(Records drawn from a dataset)
= Beginning of Section =
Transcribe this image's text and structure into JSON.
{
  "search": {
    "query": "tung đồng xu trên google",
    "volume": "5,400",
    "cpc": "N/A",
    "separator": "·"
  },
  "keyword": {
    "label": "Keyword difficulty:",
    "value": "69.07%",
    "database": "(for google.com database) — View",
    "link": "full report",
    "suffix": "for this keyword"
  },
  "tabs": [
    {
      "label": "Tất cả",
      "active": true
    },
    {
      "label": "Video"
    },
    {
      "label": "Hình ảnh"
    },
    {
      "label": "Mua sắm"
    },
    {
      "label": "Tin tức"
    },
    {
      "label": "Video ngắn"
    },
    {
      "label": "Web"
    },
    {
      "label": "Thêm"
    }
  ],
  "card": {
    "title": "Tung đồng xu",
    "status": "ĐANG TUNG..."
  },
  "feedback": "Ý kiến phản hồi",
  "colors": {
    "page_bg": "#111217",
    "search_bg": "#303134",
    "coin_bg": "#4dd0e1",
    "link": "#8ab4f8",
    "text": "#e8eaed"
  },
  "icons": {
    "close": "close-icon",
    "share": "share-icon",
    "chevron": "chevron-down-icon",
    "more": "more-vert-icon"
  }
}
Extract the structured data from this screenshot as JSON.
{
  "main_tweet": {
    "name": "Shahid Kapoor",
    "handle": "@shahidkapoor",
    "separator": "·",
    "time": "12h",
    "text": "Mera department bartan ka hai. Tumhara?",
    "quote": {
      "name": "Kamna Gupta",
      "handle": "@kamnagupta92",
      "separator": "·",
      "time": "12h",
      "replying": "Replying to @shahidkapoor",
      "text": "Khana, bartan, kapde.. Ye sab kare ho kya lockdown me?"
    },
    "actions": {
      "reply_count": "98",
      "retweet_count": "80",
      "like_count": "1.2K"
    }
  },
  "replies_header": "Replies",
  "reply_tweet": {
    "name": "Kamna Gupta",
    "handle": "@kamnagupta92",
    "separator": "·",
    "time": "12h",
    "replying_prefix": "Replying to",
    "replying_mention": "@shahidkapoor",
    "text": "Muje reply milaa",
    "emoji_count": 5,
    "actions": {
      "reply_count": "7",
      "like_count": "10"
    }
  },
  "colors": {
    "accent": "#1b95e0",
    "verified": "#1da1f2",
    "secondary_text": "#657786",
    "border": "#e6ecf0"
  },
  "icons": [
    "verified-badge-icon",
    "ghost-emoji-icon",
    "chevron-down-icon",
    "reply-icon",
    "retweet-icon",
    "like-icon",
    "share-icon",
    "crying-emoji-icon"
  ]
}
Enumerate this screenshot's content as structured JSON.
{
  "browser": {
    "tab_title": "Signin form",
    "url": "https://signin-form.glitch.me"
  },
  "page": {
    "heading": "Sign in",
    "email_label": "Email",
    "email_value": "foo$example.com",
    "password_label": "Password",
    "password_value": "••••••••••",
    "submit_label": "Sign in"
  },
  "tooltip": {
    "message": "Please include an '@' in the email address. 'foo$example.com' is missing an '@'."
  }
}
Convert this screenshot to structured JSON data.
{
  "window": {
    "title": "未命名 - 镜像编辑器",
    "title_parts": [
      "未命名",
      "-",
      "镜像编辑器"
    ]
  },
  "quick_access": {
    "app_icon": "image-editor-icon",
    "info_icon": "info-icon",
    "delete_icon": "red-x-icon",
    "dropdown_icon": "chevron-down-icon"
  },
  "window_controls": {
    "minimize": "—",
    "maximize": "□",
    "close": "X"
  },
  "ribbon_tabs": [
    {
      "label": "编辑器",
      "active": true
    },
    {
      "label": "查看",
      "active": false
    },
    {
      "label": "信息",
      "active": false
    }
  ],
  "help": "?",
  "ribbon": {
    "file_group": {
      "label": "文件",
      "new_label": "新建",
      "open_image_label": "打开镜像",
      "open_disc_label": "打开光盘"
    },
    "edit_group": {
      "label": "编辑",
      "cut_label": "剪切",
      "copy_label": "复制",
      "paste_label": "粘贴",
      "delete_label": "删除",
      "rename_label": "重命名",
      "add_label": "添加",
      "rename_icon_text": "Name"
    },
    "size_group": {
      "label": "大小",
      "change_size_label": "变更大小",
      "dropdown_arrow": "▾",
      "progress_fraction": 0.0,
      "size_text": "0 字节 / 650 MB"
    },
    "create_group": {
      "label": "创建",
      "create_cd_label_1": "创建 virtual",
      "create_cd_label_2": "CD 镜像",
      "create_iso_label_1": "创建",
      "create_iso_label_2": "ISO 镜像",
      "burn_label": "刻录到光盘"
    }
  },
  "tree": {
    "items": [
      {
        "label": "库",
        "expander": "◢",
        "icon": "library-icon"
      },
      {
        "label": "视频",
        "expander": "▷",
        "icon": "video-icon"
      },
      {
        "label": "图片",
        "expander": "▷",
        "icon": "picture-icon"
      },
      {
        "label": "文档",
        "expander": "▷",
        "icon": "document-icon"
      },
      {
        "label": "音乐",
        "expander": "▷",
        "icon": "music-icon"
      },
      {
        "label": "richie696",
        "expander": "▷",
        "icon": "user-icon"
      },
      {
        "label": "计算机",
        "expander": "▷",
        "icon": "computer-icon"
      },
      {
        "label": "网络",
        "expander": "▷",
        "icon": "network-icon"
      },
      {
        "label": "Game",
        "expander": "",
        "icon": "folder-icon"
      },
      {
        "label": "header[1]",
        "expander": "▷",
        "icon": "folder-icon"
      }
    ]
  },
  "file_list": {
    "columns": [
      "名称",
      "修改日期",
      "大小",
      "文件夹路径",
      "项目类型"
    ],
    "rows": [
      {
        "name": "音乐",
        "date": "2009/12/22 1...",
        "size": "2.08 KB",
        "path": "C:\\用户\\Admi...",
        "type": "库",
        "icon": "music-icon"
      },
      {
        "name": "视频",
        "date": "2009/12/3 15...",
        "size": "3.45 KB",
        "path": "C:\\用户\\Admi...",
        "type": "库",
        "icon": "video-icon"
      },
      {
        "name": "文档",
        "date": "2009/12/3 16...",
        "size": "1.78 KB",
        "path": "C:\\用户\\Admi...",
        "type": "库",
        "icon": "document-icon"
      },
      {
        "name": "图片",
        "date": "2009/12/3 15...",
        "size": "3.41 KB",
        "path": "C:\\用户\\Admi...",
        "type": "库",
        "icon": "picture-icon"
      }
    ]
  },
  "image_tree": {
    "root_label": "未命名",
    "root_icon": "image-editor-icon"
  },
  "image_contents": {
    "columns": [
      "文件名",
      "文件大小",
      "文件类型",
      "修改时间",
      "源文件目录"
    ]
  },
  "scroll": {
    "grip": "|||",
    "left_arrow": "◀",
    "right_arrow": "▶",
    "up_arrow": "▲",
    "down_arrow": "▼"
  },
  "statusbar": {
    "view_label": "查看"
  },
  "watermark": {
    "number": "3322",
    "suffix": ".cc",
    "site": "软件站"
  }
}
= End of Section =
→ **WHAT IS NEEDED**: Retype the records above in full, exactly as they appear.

→ **RESPONSE BOX**:
Transcribe this image's text and structure into JSON.
{
  "search": {
    "query": "tung đồng xu trên google",
    "volume": "5,400",
    "cpc": "N/A",
    "separator": "·"
  },
  "keyword": {
    "label": "Keyword difficulty:",
    "value": "69.07%",
    "database": "(for google.com database) — View",
    "link": "full report",
    "suffix": "for this keyword"
  },
  "tabs": [
    {
      "label": "Tất cả",
      "active": true
    },
    {
      "label": "Video"
    },
    {
      "label": "Hình ảnh"
    },
    {
      "label": "Mua sắm"
    },
    {
      "label": "Tin tức"
    },
    {
      "label": "Video ngắn"
    },
    {
      "label": "Web"
    },
    {
      "label": "Thêm"
    }
  ],
  "card": {
    "title": "Tung đồng xu",
    "status": "ĐANG TUNG..."
  },
  "feedback": "Ý kiến phản hồi",
  "colors": {
    "page_bg": "#111217",
    "search_bg": "#303134",
    "coin_bg": "#4dd0e1",
    "link": "#8ab4f8",
    "text": "#e8eaed"
  },
  "icons": {
    "close": "close-icon",
    "share": "share-icon",
    "chevron": "chevron-down-icon",
    "more": "more-vert-icon"
  }
}
Extract the structured data from this screenshot as JSON.
{
  "main_tweet": {
    "name": "Shahid Kapoor",
    "handle": "@shahidkapoor",
    "separator": "·",
    "time": "12h",
    "text": "Mera department bartan ka hai. Tumhara?",
    "quote": {
      "name": "Kamna Gupta",
      "handle": "@kamnagupta92",
      "separator": "·",
      "time": "12h",
      "replying": "Replying to @shahidkapoor",
      "text": "Khana, bartan, kapde.. Ye sab kare ho kya lockdown me?"
    },
    "actions": {
      "reply_count": "98",
      "retweet_count": "80",
      "like_count": "1.2K"
    }
  },
  "replies_header": "Replies",
  "reply_tweet": {
    "name": "Kamna Gupta",
    "handle": "@kamnagupta92",
    "separator": "·",
    "time": "12h",
    "replying_prefix": "Replying to",
    "replying_mention": "@shahidkapoor",
    "text": "Muje reply milaa",
    "emoji_count": 5,
    "actions": {
      "reply_count": "7",
      "like_count": "10"
    }
  },
  "colors": {
    "accent": "#1b95e0",
    "verified": "#1da1f2",
    "secondary_text": "#657786",
    "border": "#e6ecf0"
  },
  "icons": [
    "verified-badge-icon",
    "ghost-emoji-icon",
    "chevron-down-icon",
    "reply-icon",
    "retweet-icon",
    "like-icon",
    "share-icon",
    "crying-emoji-icon"
  ]
}
Enumerate this screenshot's content as structured JSON.
{
  "browser": {
    "tab_title": "Signin form",
    "url": "https://signin-form.glitch.me"
  },
  "page": {
    "heading": "Sign in",
    "email_label": "Email",
    "email_value": "foo$example.com",
    "password_label": "Password",
    "password_value": "••••••••••",
    "submit_label": "Sign in"
  },
  "tooltip": {
    "message": "Please include an '@' in the email address. 'foo$example.com' is missing an '@'."
  }
}
Convert this screenshot to structured JSON data.
{
  "window": {
    "title": "未命名 - 镜像编辑器",
    "title_parts": [
      "未命名",
      "-",
      "镜像编辑器"
    ]
  },
  "quick_access": {
    "app_icon": "image-editor-icon",
    "info_icon": "info-icon",
    "delete_icon": "red-x-icon",
    "dropdown_icon": "chevron-down-icon"
  },
  "window_controls": {
    "minimize": "—",
    "maximize": "□",
    "close": "X"
  },
  "ribbon_tabs": [
    {
      "label": "编辑器",
      "active": true
    },
    {
      "label": "查看",
      "active": false
    },
    {
      "label": "信息",
      "active": false
    }
  ],
  "help": "?",
  "ribbon": {
    "file_group": {
      "label": "文件",
      "new_label": "新建",
      "open_image_label": "打开镜像",
      "open_disc_label": "打开光盘"
    },
    "edit_group": {
      "label": "编辑",
      "cut_label": "剪切",
      "copy_label": "复制",
      "paste_label": "粘贴",
      "delete_label": "删除",
      "rename_label": "重命名",
      "add_label": "添加",
      "rename_icon_text": "Name"
    },
    "size_group": {
      "label": "大小",
      "change_size_label": "变更大小",
      "dropdown_arrow": "▾",
      "progress_fraction": 0.0,
      "size_text": "0 字节 / 650 MB"
    },
    "create_group": {
      "label": "创建",
      "create_cd_label_1": "创建 virtual",
      "create_cd_label_2": "CD 镜像",
      "create_iso_label_1": "创建",
      "create_iso_label_2": "ISO 镜像",
      "burn_label": "刻录到光盘"
    }
  },
  "tree": {
    "items": [
      {
        "label": "库",
        "expander": "◢",
        "icon": "library-icon"
      },
      {
        "label": "视频",
        "expander": "▷",
        "icon": "video-icon"
      },
      {
        "label": "图片",
        "expander": "▷",
        "icon": "picture-icon"
      },
      {
        "label": "文档",
        "expander": "▷",
        "icon": "document-icon"
      },
      {
        "label": "音乐",
        "expander": "▷",
        "icon": "music-icon"
      },
      {
        "label": "richie696",
        "expander": "▷",
        "icon": "user-icon"
      },
      {
        "label": "计算机",
        "expander": "▷",
        "icon": "computer-icon"
      },
      {
        "label": "网络",
        "expander": "▷",
        "icon": "network-icon"
      },
      {
        "label": "Game",
        "expander": "",
        "icon": "folder-icon"
      },
      {
        "label": "header[1]",
        "expander": "▷",
        "icon": "folder-icon"
      }
    ]
  },
  "file_list": {
    "columns": [
      "名称",
      "修改日期",
      "大小",
      "文件夹路径",
      "项目类型"
    ],
    "rows": [
      {
        "name": "音乐",
        "date": "2009/12/22 1...",
        "size": "2.08 KB",
        "path": "C:\\用户\\Admi...",
        "type": "库",
        "icon": "music-icon"
      },
      {
        "name": "视频",
        "date": "2009/12/3 15...",
        "size": "3.45 KB",
        "path": "C:\\用户\\Admi...",
        "type": "库",
        "icon": "video-icon"
      },
      {
        "name": "文档",
        "date": "2009/12/3 16...",
        "size": "1.78 KB",
        "path": "C:\\用户\\Admi...",
        "type": "库",
        "icon": "document-icon"
      },
      {
        "name": "图片",
        "date": "2009/12/3 15...",
        "size": "3.41 KB",
        "path": "C:\\用户\\Admi...",
        "type": "库",
        "icon": "picture-icon"
      }
    ]
  },
  "image_tree": {
    "root_label": "未命名",
    "root_icon": "image-editor-icon"
  },
  "image_contents": {
    "columns": [
      "文件名",
      "文件大小",
      "文件类型",
      "修改时间",
      "源文件目录"
    ]
  },
  "scroll": {
    "grip": "|||",
    "left_arrow": "◀",
    "right_arrow": "▶",
    "up_arrow": "▲",
    "down_arrow": "▼"
  },
  "statusbar": {
    "view_label": "查看"
  },
  "watermark": {
    "number": "3322",
    "suffix": ".cc",
    "site": "软件站"
  }
}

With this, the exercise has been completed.